Please report every line of the listing below that has the word "screenshot" in it.

++++ Given data

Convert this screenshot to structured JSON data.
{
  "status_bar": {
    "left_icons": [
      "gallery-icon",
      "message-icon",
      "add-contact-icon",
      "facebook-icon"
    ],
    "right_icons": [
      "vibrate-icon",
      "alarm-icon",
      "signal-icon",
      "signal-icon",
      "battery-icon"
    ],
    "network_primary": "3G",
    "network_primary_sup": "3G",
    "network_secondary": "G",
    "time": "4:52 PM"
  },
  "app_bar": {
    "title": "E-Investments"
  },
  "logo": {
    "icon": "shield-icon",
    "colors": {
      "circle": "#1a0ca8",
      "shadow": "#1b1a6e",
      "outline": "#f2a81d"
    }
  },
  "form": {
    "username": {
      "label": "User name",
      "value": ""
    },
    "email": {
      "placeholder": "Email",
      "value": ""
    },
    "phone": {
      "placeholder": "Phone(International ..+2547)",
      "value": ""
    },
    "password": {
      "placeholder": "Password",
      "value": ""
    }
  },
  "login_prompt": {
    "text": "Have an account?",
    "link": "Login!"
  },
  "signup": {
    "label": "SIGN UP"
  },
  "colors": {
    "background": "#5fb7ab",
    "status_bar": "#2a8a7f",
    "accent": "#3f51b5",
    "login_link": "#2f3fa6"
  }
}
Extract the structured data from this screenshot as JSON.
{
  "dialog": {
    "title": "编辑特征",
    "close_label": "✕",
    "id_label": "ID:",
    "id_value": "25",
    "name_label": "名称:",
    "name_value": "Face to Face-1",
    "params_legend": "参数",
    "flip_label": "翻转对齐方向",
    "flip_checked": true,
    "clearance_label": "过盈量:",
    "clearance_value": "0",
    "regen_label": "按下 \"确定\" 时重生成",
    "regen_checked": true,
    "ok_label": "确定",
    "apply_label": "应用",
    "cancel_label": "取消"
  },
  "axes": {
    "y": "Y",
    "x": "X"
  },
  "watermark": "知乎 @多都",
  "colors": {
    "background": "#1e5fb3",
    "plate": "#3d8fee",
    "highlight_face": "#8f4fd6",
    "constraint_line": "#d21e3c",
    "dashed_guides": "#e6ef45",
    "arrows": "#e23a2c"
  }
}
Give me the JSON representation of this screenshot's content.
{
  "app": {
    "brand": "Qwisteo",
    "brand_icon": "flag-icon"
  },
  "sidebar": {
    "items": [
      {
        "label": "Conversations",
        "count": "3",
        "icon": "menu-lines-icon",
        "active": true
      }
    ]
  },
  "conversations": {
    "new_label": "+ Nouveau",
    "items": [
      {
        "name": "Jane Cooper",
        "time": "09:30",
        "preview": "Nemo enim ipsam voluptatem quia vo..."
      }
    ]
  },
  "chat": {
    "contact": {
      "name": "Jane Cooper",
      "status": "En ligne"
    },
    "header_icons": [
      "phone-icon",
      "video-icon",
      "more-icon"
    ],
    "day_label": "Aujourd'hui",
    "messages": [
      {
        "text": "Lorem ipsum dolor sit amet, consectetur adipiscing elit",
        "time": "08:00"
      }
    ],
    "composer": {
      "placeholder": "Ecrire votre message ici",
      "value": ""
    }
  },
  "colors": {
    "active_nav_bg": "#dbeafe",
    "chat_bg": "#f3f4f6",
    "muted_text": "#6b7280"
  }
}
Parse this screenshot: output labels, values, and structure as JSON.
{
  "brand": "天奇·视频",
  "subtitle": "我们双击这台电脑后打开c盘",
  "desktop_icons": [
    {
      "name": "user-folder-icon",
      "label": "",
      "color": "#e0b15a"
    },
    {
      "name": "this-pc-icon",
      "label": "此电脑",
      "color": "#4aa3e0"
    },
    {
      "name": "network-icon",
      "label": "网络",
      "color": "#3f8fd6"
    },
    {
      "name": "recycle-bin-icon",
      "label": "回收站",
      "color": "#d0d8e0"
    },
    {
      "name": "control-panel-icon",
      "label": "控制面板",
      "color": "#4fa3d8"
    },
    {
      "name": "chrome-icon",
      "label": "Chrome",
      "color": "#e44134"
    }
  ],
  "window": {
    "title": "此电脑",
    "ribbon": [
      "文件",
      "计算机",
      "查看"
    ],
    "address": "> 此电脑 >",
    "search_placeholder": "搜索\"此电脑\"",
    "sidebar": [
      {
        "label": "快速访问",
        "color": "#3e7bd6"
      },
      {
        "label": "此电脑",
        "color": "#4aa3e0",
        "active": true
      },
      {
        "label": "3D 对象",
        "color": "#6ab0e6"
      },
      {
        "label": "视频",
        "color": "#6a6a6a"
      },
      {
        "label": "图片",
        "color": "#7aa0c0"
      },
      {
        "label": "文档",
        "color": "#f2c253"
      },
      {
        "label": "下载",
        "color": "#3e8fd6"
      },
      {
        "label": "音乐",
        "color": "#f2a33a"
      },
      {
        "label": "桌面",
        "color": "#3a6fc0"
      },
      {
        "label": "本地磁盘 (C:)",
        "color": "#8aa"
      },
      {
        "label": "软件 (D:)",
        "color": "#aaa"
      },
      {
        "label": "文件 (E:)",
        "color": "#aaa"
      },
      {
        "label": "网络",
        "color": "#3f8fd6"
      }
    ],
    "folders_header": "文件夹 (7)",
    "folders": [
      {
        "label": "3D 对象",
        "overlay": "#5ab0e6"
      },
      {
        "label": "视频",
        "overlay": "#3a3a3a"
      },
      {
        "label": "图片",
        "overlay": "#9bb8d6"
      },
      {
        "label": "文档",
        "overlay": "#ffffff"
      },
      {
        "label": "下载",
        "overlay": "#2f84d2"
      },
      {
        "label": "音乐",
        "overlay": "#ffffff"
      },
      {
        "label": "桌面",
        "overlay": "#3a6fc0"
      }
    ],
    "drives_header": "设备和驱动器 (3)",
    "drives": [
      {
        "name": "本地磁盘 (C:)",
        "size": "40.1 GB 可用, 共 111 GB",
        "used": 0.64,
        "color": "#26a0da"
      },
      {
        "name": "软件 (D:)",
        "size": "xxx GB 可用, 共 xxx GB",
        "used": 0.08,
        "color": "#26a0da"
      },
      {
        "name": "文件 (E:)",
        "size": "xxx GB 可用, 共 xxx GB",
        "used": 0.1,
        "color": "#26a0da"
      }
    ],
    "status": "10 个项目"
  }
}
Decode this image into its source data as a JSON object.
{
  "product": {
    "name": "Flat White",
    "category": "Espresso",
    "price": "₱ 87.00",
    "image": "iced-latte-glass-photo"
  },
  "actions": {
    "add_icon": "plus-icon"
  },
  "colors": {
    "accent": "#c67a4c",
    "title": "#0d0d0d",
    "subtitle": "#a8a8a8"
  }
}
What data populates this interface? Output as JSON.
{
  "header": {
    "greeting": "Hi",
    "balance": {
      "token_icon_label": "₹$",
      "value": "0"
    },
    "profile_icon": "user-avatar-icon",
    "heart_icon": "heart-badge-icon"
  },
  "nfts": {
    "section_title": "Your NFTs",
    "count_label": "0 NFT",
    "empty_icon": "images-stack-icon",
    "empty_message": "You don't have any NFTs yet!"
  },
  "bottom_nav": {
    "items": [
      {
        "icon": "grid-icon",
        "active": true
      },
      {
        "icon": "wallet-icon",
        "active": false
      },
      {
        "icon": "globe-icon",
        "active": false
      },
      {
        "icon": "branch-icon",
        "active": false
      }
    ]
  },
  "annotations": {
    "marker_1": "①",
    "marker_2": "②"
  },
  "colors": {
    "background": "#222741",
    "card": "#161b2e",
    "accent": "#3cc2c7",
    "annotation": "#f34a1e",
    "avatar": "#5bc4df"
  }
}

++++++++

__Finished exercise__:
Convert this screenshot to structured JSON data.
Extract the structured data from this screenshot as JSON.
Give me the JSON representation of this screenshot's content.
Parse this screenshot: output labels, values, and structure as JSON.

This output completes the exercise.